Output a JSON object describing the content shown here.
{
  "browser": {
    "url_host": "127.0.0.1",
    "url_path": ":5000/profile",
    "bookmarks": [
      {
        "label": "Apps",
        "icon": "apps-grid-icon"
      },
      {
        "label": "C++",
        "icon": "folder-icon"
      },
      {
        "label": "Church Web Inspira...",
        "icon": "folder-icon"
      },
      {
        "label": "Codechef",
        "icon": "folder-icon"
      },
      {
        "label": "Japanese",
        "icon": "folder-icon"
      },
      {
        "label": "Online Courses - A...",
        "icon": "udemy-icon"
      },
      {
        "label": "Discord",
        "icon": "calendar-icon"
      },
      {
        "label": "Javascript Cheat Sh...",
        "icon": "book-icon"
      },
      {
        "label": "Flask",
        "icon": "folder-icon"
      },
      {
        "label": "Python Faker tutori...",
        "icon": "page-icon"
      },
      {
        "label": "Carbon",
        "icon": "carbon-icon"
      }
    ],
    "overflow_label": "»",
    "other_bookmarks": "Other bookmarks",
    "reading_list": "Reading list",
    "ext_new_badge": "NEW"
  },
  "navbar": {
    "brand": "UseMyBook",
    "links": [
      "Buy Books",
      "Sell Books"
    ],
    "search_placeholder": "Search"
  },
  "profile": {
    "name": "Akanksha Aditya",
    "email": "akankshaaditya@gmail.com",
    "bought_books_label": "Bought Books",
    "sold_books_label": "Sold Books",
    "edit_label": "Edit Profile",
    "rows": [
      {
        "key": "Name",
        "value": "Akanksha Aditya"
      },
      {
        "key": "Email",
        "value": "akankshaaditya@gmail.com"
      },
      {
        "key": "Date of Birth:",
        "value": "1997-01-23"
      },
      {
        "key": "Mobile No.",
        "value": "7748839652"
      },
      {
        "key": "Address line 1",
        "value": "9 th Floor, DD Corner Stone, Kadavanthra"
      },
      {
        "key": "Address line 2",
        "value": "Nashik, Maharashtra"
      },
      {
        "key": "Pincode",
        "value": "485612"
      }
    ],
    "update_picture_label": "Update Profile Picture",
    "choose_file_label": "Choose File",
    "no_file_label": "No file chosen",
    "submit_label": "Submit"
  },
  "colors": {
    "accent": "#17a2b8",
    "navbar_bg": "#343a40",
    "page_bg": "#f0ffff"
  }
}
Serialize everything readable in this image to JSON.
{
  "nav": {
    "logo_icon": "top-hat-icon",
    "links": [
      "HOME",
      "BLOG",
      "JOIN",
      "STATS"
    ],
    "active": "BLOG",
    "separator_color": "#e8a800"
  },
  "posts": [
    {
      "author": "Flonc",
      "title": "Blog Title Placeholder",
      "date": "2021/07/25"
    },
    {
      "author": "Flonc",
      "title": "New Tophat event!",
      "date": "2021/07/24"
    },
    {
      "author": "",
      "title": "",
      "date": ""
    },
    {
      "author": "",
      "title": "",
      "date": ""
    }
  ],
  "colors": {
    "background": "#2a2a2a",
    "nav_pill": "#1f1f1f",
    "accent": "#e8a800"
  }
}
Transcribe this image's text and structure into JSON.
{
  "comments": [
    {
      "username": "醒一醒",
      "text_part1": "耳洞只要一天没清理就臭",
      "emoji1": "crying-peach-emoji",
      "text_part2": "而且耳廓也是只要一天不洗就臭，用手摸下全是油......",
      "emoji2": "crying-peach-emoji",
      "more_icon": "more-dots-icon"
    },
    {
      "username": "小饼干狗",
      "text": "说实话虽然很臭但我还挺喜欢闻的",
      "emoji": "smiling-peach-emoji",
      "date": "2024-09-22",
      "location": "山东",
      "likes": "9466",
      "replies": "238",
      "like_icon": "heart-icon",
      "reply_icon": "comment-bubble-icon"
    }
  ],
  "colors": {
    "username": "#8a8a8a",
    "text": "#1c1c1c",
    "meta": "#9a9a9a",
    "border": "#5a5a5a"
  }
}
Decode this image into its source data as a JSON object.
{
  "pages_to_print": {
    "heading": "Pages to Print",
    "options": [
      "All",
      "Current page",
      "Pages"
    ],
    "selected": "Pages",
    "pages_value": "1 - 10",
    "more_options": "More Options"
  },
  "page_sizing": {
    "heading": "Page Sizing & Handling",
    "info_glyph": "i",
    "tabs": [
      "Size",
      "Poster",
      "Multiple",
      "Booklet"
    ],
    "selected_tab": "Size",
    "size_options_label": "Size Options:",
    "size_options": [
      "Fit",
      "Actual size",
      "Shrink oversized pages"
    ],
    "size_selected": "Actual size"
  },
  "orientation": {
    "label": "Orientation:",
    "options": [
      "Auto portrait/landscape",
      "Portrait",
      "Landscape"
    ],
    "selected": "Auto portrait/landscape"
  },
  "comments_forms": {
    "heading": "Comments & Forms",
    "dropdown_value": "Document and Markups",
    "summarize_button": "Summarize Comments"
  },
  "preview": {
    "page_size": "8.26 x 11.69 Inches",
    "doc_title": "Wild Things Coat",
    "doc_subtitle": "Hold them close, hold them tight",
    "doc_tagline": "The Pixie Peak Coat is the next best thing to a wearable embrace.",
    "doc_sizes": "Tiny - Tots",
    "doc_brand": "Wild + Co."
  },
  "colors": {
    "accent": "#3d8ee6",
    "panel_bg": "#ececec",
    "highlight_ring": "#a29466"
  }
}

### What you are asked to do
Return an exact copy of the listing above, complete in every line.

### Task response
Output a JSON object describing the content shown here.
{
  "browser": {
    "url_host": "127.0.0.1",
    "url_path": ":5000/profile",
    "bookmarks": [
      {
        "label": "Apps",
        "icon": "apps-grid-icon"
      },
      {
        "label": "C++",
        "icon": "folder-icon"
      },
      {
        "label": "Church Web Inspira...",
        "icon": "folder-icon"
      },
      {
        "label": "Codechef",
        "icon": "folder-icon"
      },
      {
        "label": "Japanese",
        "icon": "folder-icon"
      },
      {
        "label": "Online Courses - A...",
        "icon": "udemy-icon"
      },
      {
        "label": "Discord",
        "icon": "calendar-icon"
      },
      {
        "label": "Javascript Cheat Sh...",
        "icon": "book-icon"
      },
      {
        "label": "Flask",
        "icon": "folder-icon"
      },
      {
        "label": "Python Faker tutori...",
        "icon": "page-icon"
      },
      {
        "label": "Carbon",
        "icon": "carbon-icon"
      }
    ],
    "overflow_label": "»",
    "other_bookmarks": "Other bookmarks",
    "reading_list": "Reading list",
    "ext_new_badge": "NEW"
  },
  "navbar": {
    "brand": "UseMyBook",
    "links": [
      "Buy Books",
      "Sell Books"
    ],
    "search_placeholder": "Search"
  },
  "profile": {
    "name": "Akanksha Aditya",
    "email": "akankshaaditya@gmail.com",
    "bought_books_label": "Bought Books",
    "sold_books_label": "Sold Books",
    "edit_label": "Edit Profile",
    "rows": [
      {
        "key": "Name",
        "value": "Akanksha Aditya"
      },
      {
        "key": "Email",
        "value": "akankshaaditya@gmail.com"
      },
      {
        "key": "Date of Birth:",
        "value": "1997-01-23"
      },
      {
        "key": "Mobile No.",
        "value": "7748839652"
      },
      {
        "key": "Address line 1",
        "value": "9 th Floor, DD Corner Stone, Kadavanthra"
      },
      {
        "key": "Address line 2",
        "value": "Nashik, Maharashtra"
      },
      {
        "key": "Pincode",
        "value": "485612"
      }
    ],
    "update_picture_label": "Update Profile Picture",
    "choose_file_label": "Choose File",
    "no_file_label": "No file chosen",
    "submit_label": "Submit"
  },
  "colors": {
    "accent": "#17a2b8",
    "navbar_bg": "#343a40",
    "page_bg": "#f0ffff"
  }
}
Serialize everything readable in this image to JSON.
{
  "nav": {
    "logo_icon": "top-hat-icon",
    "links": [
      "HOME",
      "BLOG",
      "JOIN",
      "STATS"
    ],
    "active": "BLOG",
    "separator_color": "#e8a800"
  },
  "posts": [
    {
      "author": "Flonc",
      "title": "Blog Title Placeholder",
      "date": "2021/07/25"
    },
    {
      "author": "Flonc",
      "title": "New Tophat event!",
      "date": "2021/07/24"
    },
    {
      "author": "",
      "title": "",
      "date": ""
    },
    {
      "author": "",
      "title": "",
      "date": ""
    }
  ],
  "colors": {
    "background": "#2a2a2a",
    "nav_pill": "#1f1f1f",
    "accent": "#e8a800"
  }
}
Transcribe this image's text and structure into JSON.
{
  "comments": [
    {
      "username": "醒一醒",
      "text_part1": "耳洞只要一天没清理就臭",
      "emoji1": "crying-peach-emoji",
      "text_part2": "而且耳廓也是只要一天不洗就臭，用手摸下全是油......",
      "emoji2": "crying-peach-emoji",
      "more_icon": "more-dots-icon"
    },
    {
      "username": "小饼干狗",
      "text": "说实话虽然很臭但我还挺喜欢闻的",
      "emoji": "smiling-peach-emoji",
      "date": "2024-09-22",
      "location": "山东",
      "likes": "9466",
      "replies": "238",
      "like_icon": "heart-icon",
      "reply_icon": "comment-bubble-icon"
    }
  ],
  "colors": {
    "username": "#8a8a8a",
    "text": "#1c1c1c",
    "meta": "#9a9a9a",
    "border": "#5a5a5a"
  }
}
Decode this image into its source data as a JSON object.
{
  "pages_to_print": {
    "heading": "Pages to Print",
    "options": [
      "All",
      "Current page",
      "Pages"
    ],
    "selected": "Pages",
    "pages_value": "1 - 10",
    "more_options": "More Options"
  },
  "page_sizing": {
    "heading": "Page Sizing & Handling",
    "info_glyph": "i",
    "tabs": [
      "Size",
      "Poster",
      "Multiple",
      "Booklet"
    ],
    "selected_tab": "Size",
    "size_options_label": "Size Options:",
    "size_options": [
      "Fit",
      "Actual size",
      "Shrink oversized pages"
    ],
    "size_selected": "Actual size"
  },
  "orientation": {
    "label": "Orientation:",
    "options": [
      "Auto portrait/landscape",
      "Portrait",
      "Landscape"
    ],
    "selected": "Auto portrait/landscape"
  },
  "comments_forms": {
    "heading": "Comments & Forms",
    "dropdown_value": "Document and Markups",
    "summarize_button": "Summarize Comments"
  },
  "preview": {
    "page_size": "8.26 x 11.69 Inches",
    "doc_title": "Wild Things Coat",
    "doc_subtitle": "Hold them close, hold them tight",
    "doc_tagline": "The Pixie Peak Coat is the next best thing to a wearable embrace.",
    "doc_sizes": "Tiny - Tots",
    "doc_brand": "Wild + Co."
  },
  "colors": {
    "accent": "#3d8ee6",
    "panel_bg": "#ececec",
    "highlight_ring": "#a29466"
  }
}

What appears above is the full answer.